### WHAT YOU NEED TO DO
Every entry needs to be written out again exactly, with its pictures removed.

[Web page and app entries]
________
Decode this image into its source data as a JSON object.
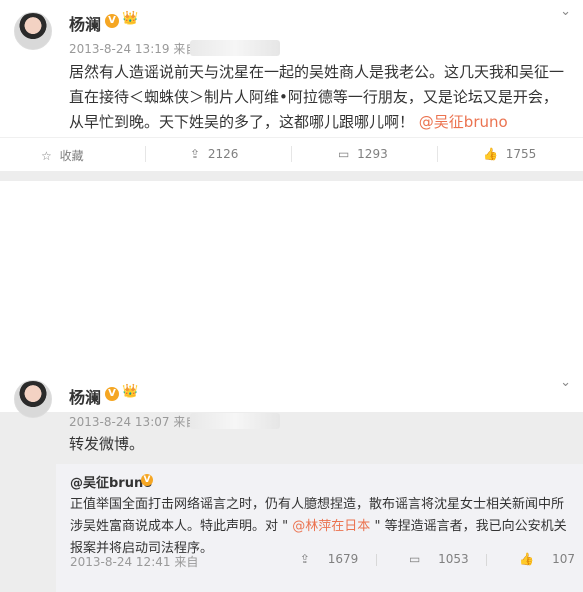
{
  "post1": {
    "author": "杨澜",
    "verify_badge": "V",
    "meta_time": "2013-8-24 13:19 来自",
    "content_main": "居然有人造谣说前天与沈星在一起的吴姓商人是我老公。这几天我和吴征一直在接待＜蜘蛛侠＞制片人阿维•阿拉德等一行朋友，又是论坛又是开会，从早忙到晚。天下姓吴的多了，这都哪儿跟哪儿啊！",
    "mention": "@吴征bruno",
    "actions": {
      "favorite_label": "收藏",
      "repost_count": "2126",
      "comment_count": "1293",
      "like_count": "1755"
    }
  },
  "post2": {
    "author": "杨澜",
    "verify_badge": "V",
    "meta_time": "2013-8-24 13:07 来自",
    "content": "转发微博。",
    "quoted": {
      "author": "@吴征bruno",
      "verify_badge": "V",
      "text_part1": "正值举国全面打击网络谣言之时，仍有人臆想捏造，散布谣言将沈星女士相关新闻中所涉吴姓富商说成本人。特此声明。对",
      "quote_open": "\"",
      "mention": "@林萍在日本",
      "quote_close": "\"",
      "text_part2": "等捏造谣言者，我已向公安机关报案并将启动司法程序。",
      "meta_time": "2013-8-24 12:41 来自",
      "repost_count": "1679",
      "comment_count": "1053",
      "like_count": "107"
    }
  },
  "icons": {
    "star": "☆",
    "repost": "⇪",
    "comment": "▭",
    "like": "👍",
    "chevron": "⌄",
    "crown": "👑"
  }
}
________
### EXERCISE ANSWER
Decode this image into its source data as a JSON object.
{
  "post1": {
    "author": "杨澜",
    "verify_badge": "V",
    "meta_time": "2013-8-24 13:19 来自",
    "content_main": "居然有人造谣说前天与沈星在一起的吴姓商人是我老公。这几天我和吴征一直在接待＜蜘蛛侠＞制片人阿维•阿拉德等一行朋友，又是论坛又是开会，从早忙到晚。天下姓吴的多了，这都哪儿跟哪儿啊！",
    "mention": "@吴征bruno",
    "actions": {
      "favorite_label": "收藏",
      "repost_count": "2126",
      "comment_count": "1293",
      "like_count": "1755"
    }
  },
  "post2": {
    "author": "杨澜",
    "verify_badge": "V",
    "meta_time": "2013-8-24 13:07 来自",
    "content": "转发微博。",
    "quoted": {
      "author": "@吴征bruno",
      "verify_badge": "V",
      "text_part1": "正值举国全面打击网络谣言之时，仍有人臆想捏造，散布谣言将沈星女士相关新闻中所涉吴姓富商说成本人。特此声明。对",
      "quote_open": "\"",
      "mention": "@林萍在日本",
      "quote_close": "\"",
      "text_part2": "等捏造谣言者，我已向公安机关报案并将启动司法程序。",
      "meta_time": "2013-8-24 12:41 来自",
      "repost_count": "1679",
      "comment_count": "1053",
      "like_count": "107"
    }
  },
  "icons": {
    "star": "☆",
    "repost": "⇪",
    "comment": "▭",
    "like": "👍",
    "chevron": "⌄",
    "crown": "👑"
  }
}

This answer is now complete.